Chassis modernizing was also part of the plan from the outset. Emory adapted early Porsche 911 independent rear suspension with custom-narrowed trailing arms. Adjustable Koni shocks control the ride, and Emory added front and rear swaybars to control body roll during aggressive cornering. Handling is also improved with a proprietary Emory four-wheel disc-brake system, which stops the 205/55ZR16 Pirelli P Zero Rosso tires on custom 15x6 billet alloy wheels. The wheels were powdercoated black and have mirror-polished hubs.
John Oates worked directly with Rod Emory to map out the interior cabin. Hydes cognac leather is showcased throughout. The Speedster-style seats received basketweave insertsand 2-point competition harnesses. German square-weave carpet in is augmented by traditional rubber floormats.
Other interior features include the mid-1960s Porsche 904-style triple gauge, accented by a Derrington steering wheel, an Emory Outlaw shift knob, black control knobs and escutcheons, and the radio-delete option. A removable rollbar was added in case Oates decides to track his 356.
Final exterior details really set this car apart. To complement the removable rollbar, Emory created interchangeable hard and soft tops. The re-profiled OE hardtop is pictured; the car also has a custom soft top for summer cruising.
Finished in Graphite Grey Metallic RM paint, Oates’ 1960 356 Emory Special has a few additional bespoke body modifications. These include a hood-handle delete, body-hugging bumpers, body-mounted driving lights, and a signature Emory reverse-louvered deck lid. The 200-horsepower car weighs 1,850 pounds.
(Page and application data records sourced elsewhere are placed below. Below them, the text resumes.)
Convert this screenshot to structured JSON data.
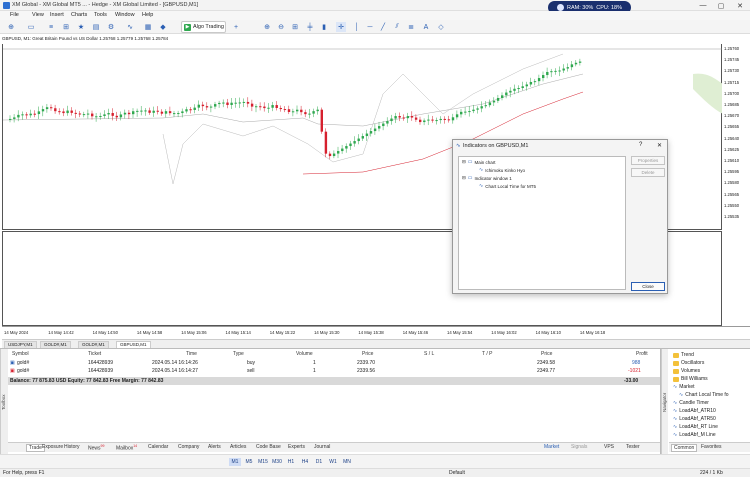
{
  "window": {
    "title": "XM Global - XM Global MT5 ... - Hedge - XM Global Limited - [GBPUSD,M1]",
    "controls": [
      "—",
      "▢",
      "✕"
    ]
  },
  "perf": {
    "ram": "RAM: 30%",
    "cpu": "CPU: 18%"
  },
  "menu": [
    "File",
    "View",
    "Insert",
    "Charts",
    "Tools",
    "Window",
    "Help"
  ],
  "toolbar": {
    "algo_label": "Algo Trading"
  },
  "chart": {
    "symbol_info": "GBPUSD, M1:  Great Britain Pound vs US Dollar  1.25768  1.25779  1.25768  1.25784",
    "price_labels": [
      "1.25760",
      "1.25745",
      "1.25730",
      "1.25715",
      "1.25700",
      "1.25685",
      "1.25670",
      "1.25655",
      "1.25640",
      "1.25625",
      "1.25610",
      "1.25595",
      "1.25580",
      "1.25565",
      "1.25550",
      "1.25535"
    ],
    "time_labels": [
      "14 May 2024",
      "14 May 14:42",
      "14 May 14:50",
      "14 May 14:58",
      "14 May 15:06",
      "14 May 15:14",
      "14 May 15:22",
      "14 May 15:30",
      "14 May 15:38",
      "14 May 15:46",
      "14 May 15:54",
      "14 May 16:02",
      "14 May 16:10",
      "14 May 16:18"
    ]
  },
  "chart_tabs": [
    "USDJPY,M1",
    "GOLD#,M1",
    "GOLD#,M1",
    "GBPUSD,M1"
  ],
  "dialog": {
    "title": "Indicators on GBPUSD,M1",
    "help": "?",
    "close_x": "✕",
    "items": {
      "main": "Main chart",
      "ichimoku": "Ichimoku Kinko Hyo",
      "subwin": "Indicator window 1",
      "clt": "Chart Local Time for MT5"
    },
    "buttons": {
      "properties": "Properties",
      "delete": "Delete",
      "close": "Close"
    }
  },
  "trade": {
    "headers": [
      "Symbol",
      "Ticket",
      "Time",
      "Type",
      "Volume",
      "Price",
      "S / L",
      "T / P",
      "Price",
      "Profit"
    ],
    "rows": [
      [
        "gold#",
        "164428939",
        "2024.05.14 16:14:26",
        "buy",
        "1",
        "2339.70",
        "",
        "",
        "2349.58",
        "988"
      ],
      [
        "gold#",
        "164428939",
        "2024.05.14 16:14:27",
        "sell",
        "1",
        "2339.56",
        "",
        "",
        "2349.77",
        "-1021"
      ]
    ],
    "balance": "Balance: 77 875.83 USD  Equity: 77 842.83  Free Margin: 77 842.83",
    "total": "-33.00"
  },
  "bottom_tabs": [
    "Trade",
    "Exposure",
    "History",
    "News",
    "Mailbox",
    "Calendar",
    "Company",
    "Alerts",
    "Articles",
    "Code Base",
    "Experts",
    "Journal"
  ],
  "news_badge": "99",
  "mailbox_badge": "14",
  "bottom_right": {
    "market": "Market",
    "signals": "Signals",
    "vps": "VPS",
    "tester": "Tester"
  },
  "toolbox_label": "Toolbox",
  "navigator": {
    "label": "Navigator",
    "items": [
      "Trend",
      "Oscillators",
      "Volumes",
      "Bill Williams",
      "Market",
      "Chart Local Time fo",
      "Candle Timer",
      "LoadAbf_ATR10",
      "LoadAbf_ATR50",
      "LoadAbf_RT Line",
      "LoadAbf_M Line"
    ],
    "tabs": [
      "Common",
      "Favorites"
    ]
  },
  "timeframes": [
    "M1",
    "M5",
    "M15",
    "M30",
    "H1",
    "H4",
    "D1",
    "W1",
    "MN"
  ],
  "status": {
    "help": "For Help, press F1",
    "profile": "Default",
    "traffic": "224 / 1 Kb"
  },
  "colors": {
    "bull": "#2fa84f",
    "bear": "#d6202e",
    "accent": "#2b5fb3",
    "kumo": "#dfeed3"
  }
}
John Oates debuted his Emory Special 356 in late October at an intimate party and private concert at the Porsche Experience Center in Atlanta as part of the marque’s 70thAnniversary celebration.